Source records
****

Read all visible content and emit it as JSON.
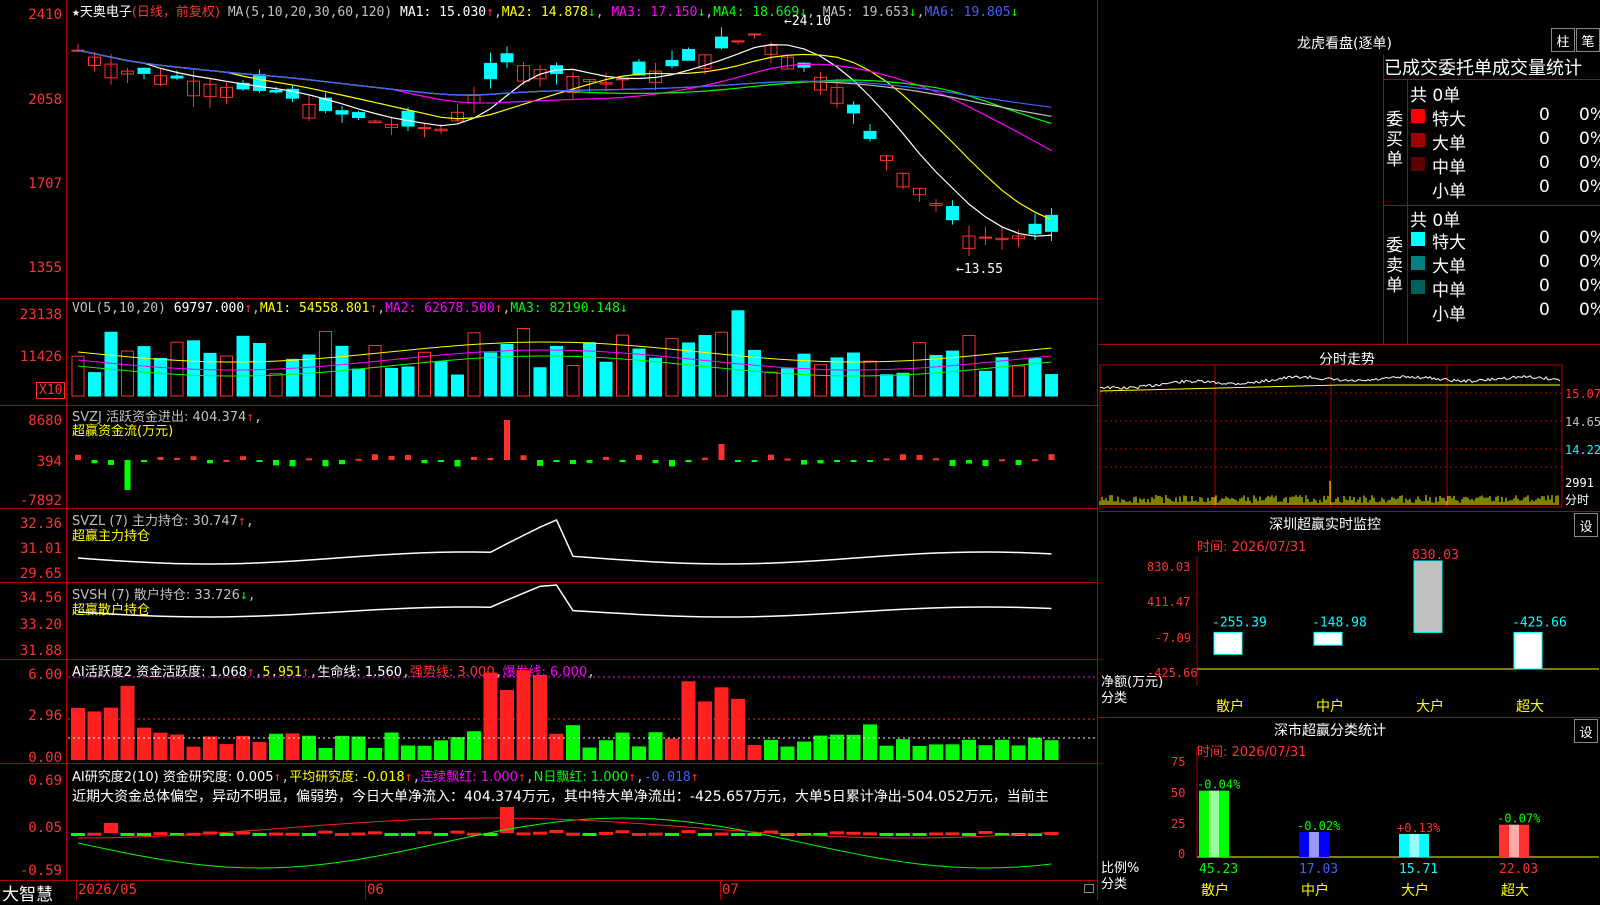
{
  "stock": {
    "name": "天奥电子",
    "star": "★",
    "period": "(日线，前复权)",
    "ma_label": "MA(5,10,20,30,60,120)",
    "ma1": "MA1: 15.030",
    "ma2": "MA2: 14.878",
    "ma3": "MA3: 17.150",
    "ma4": "MA4: 18.669",
    "ma5": "MA5: 19.653",
    "ma6": "MA6: 19.805",
    "high_label": "24.10",
    "low_label": "13.55",
    "price_ticks": [
      "2410",
      "2058",
      "1707",
      "1355"
    ]
  },
  "vol": {
    "header": "VOL(5,10,20)",
    "value": "69797.000",
    "ma1": "MA1: 54558.801",
    "ma2": "MA2: 62678.500",
    "ma3": "MA3: 82190.148",
    "ticks": [
      "23138",
      "11426"
    ],
    "unit": "X10"
  },
  "svzj": {
    "header": "SVZJ  活跃资金进出: 404.374",
    "sub": "超赢资金流(万元)",
    "ticks": [
      "8680",
      "394",
      "-7892"
    ]
  },
  "svzl": {
    "header": "SVZL (7) 主力持仓: 30.747",
    "sub": "超赢主力持仓",
    "ticks": [
      "32.36",
      "31.01",
      "29.65"
    ]
  },
  "svsh": {
    "header": "SVSH (7) 散户持仓: 33.726",
    "sub": "超赢散户持仓",
    "ticks": [
      "34.56",
      "33.20",
      "31.88"
    ]
  },
  "ai1": {
    "header": "AI活跃度2 资金活跃度: 1.068",
    "v2": "5.951",
    "life": "生命线: 1.560",
    "strong": "强势线: 3.000",
    "burst": "爆发线: 6.000",
    "ticks": [
      "6.00",
      "2.96",
      "0.00"
    ]
  },
  "ai2": {
    "header": "AI研究度2(10) 资金研究度: 0.005",
    "avg": "平均研究度: -0.018",
    "cont": "连续飘红: 1.000",
    "nday": "N日飘红: 1.000",
    "last": "-0.018",
    "commentary": "近期大资金总体偏空，异动不明显，偏弱势，今日大单净流入：404.374万元，其中特大单净流出：-425.657万元，大单5日累计净出-504.052万元，当前主",
    "ticks": [
      "0.69",
      "0.05",
      "-0.59"
    ]
  },
  "bottom_axis": {
    "brand": "大智慧",
    "dates": [
      "2026/05",
      "06",
      "07"
    ]
  },
  "lhb": {
    "title": "龙虎看盘(逐单)",
    "btn1": "柱",
    "btn2": "笔",
    "subtitle": "已成交委托单成交量统计",
    "buy_group": "委买单",
    "sell_group": "委卖单",
    "buy_total": "共 0单",
    "sell_total": "共 0单",
    "buy_rows": [
      {
        "label": "特大",
        "count": "0",
        "pct": "0%",
        "color": "#ff0000"
      },
      {
        "label": "大单",
        "count": "0",
        "pct": "0%",
        "color": "#a00000"
      },
      {
        "label": "中单",
        "count": "0",
        "pct": "0%",
        "color": "#600000"
      },
      {
        "label": "小单",
        "count": "0",
        "pct": "0%",
        "color": ""
      }
    ],
    "sell_rows": [
      {
        "label": "特大",
        "count": "0",
        "pct": "0%",
        "color": "#00ffff"
      },
      {
        "label": "大单",
        "count": "0",
        "pct": "0%",
        "color": "#008080"
      },
      {
        "label": "中单",
        "count": "0",
        "pct": "0%",
        "color": "#006060"
      },
      {
        "label": "小单",
        "count": "0",
        "pct": "0%",
        "color": ""
      }
    ]
  },
  "intraday": {
    "title": "分时走势",
    "ticks": [
      "15.07",
      "14.65",
      "14.22",
      "2991",
      "分时"
    ]
  },
  "monitor": {
    "title": "深圳超赢实时监控",
    "btn": "设",
    "time": "时间: 2026/07/31",
    "ticks": [
      "830.03",
      "411.47",
      "-7.09",
      "-425.66"
    ],
    "ylabel1": "净额(万元)",
    "ylabel2": "分类",
    "bars": [
      {
        "cat": "散户",
        "value": "-255.39"
      },
      {
        "cat": "中户",
        "value": "-148.98"
      },
      {
        "cat": "大户",
        "value": "830.03"
      },
      {
        "cat": "超大",
        "value": "-425.66"
      }
    ]
  },
  "classify": {
    "title": "深市超赢分类统计",
    "btn": "设",
    "time": "时间: 2026/07/31",
    "ticks": [
      "75",
      "50",
      "25",
      "0"
    ],
    "ylabel1": "比例%",
    "ylabel2": "分类",
    "bars": [
      {
        "cat": "散户",
        "pct": "45.23",
        "chg": "-0.04%"
      },
      {
        "cat": "中户",
        "pct": "17.03",
        "chg": "-0.02%"
      },
      {
        "cat": "大户",
        "pct": "15.71",
        "chg": "+0.13%"
      },
      {
        "cat": "超大",
        "pct": "22.03",
        "chg": "-0.07%"
      }
    ]
  }
}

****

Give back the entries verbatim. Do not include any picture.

- Response to the task
Read all visible content and emit it as JSON.
{
  "stock": {
    "name": "天奥电子",
    "star": "★",
    "period": "(日线，前复权)",
    "ma_label": "MA(5,10,20,30,60,120)",
    "ma1": "MA1: 15.030",
    "ma2": "MA2: 14.878",
    "ma3": "MA3: 17.150",
    "ma4": "MA4: 18.669",
    "ma5": "MA5: 19.653",
    "ma6": "MA6: 19.805",
    "high_label": "24.10",
    "low_label": "13.55",
    "price_ticks": [
      "2410",
      "2058",
      "1707",
      "1355"
    ]
  },
  "vol": {
    "header": "VOL(5,10,20)",
    "value": "69797.000",
    "ma1": "MA1: 54558.801",
    "ma2": "MA2: 62678.500",
    "ma3": "MA3: 82190.148",
    "ticks": [
      "23138",
      "11426"
    ],
    "unit": "X10"
  },
  "svzj": {
    "header": "SVZJ  活跃资金进出: 404.374",
    "sub": "超赢资金流(万元)",
    "ticks": [
      "8680",
      "394",
      "-7892"
    ]
  },
  "svzl": {
    "header": "SVZL (7) 主力持仓: 30.747",
    "sub": "超赢主力持仓",
    "ticks": [
      "32.36",
      "31.01",
      "29.65"
    ]
  },
  "svsh": {
    "header": "SVSH (7) 散户持仓: 33.726",
    "sub": "超赢散户持仓",
    "ticks": [
      "34.56",
      "33.20",
      "31.88"
    ]
  },
  "ai1": {
    "header": "AI活跃度2 资金活跃度: 1.068",
    "v2": "5.951",
    "life": "生命线: 1.560",
    "strong": "强势线: 3.000",
    "burst": "爆发线: 6.000",
    "ticks": [
      "6.00",
      "2.96",
      "0.00"
    ]
  },
  "ai2": {
    "header": "AI研究度2(10) 资金研究度: 0.005",
    "avg": "平均研究度: -0.018",
    "cont": "连续飘红: 1.000",
    "nday": "N日飘红: 1.000",
    "last": "-0.018",
    "commentary": "近期大资金总体偏空，异动不明显，偏弱势，今日大单净流入：404.374万元，其中特大单净流出：-425.657万元，大单5日累计净出-504.052万元，当前主",
    "ticks": [
      "0.69",
      "0.05",
      "-0.59"
    ]
  },
  "bottom_axis": {
    "brand": "大智慧",
    "dates": [
      "2026/05",
      "06",
      "07"
    ]
  },
  "lhb": {
    "title": "龙虎看盘(逐单)",
    "btn1": "柱",
    "btn2": "笔",
    "subtitle": "已成交委托单成交量统计",
    "buy_group": "委买单",
    "sell_group": "委卖单",
    "buy_total": "共 0单",
    "sell_total": "共 0单",
    "buy_rows": [
      {
        "label": "特大",
        "count": "0",
        "pct": "0%",
        "color": "#ff0000"
      },
      {
        "label": "大单",
        "count": "0",
        "pct": "0%",
        "color": "#a00000"
      },
      {
        "label": "中单",
        "count": "0",
        "pct": "0%",
        "color": "#600000"
      },
      {
        "label": "小单",
        "count": "0",
        "pct": "0%",
        "color": ""
      }
    ],
    "sell_rows": [
      {
        "label": "特大",
        "count": "0",
        "pct": "0%",
        "color": "#00ffff"
      },
      {
        "label": "大单",
        "count": "0",
        "pct": "0%",
        "color": "#008080"
      },
      {
        "label": "中单",
        "count": "0",
        "pct": "0%",
        "color": "#006060"
      },
      {
        "label": "小单",
        "count": "0",
        "pct": "0%",
        "color": ""
      }
    ]
  },
  "intraday": {
    "title": "分时走势",
    "ticks": [
      "15.07",
      "14.65",
      "14.22",
      "2991",
      "分时"
    ]
  },
  "monitor": {
    "title": "深圳超赢实时监控",
    "btn": "设",
    "time": "时间: 2026/07/31",
    "ticks": [
      "830.03",
      "411.47",
      "-7.09",
      "-425.66"
    ],
    "ylabel1": "净额(万元)",
    "ylabel2": "分类",
    "bars": [
      {
        "cat": "散户",
        "value": "-255.39"
      },
      {
        "cat": "中户",
        "value": "-148.98"
      },
      {
        "cat": "大户",
        "value": "830.03"
      },
      {
        "cat": "超大",
        "value": "-425.66"
      }
    ]
  },
  "classify": {
    "title": "深市超赢分类统计",
    "btn": "设",
    "time": "时间: 2026/07/31",
    "ticks": [
      "75",
      "50",
      "25",
      "0"
    ],
    "ylabel1": "比例%",
    "ylabel2": "分类",
    "bars": [
      {
        "cat": "散户",
        "pct": "45.23",
        "chg": "-0.04%"
      },
      {
        "cat": "中户",
        "pct": "17.03",
        "chg": "-0.02%"
      },
      {
        "cat": "大户",
        "pct": "15.71",
        "chg": "+0.13%"
      },
      {
        "cat": "超大",
        "pct": "22.03",
        "chg": "-0.07%"
      }
    ]
  }
}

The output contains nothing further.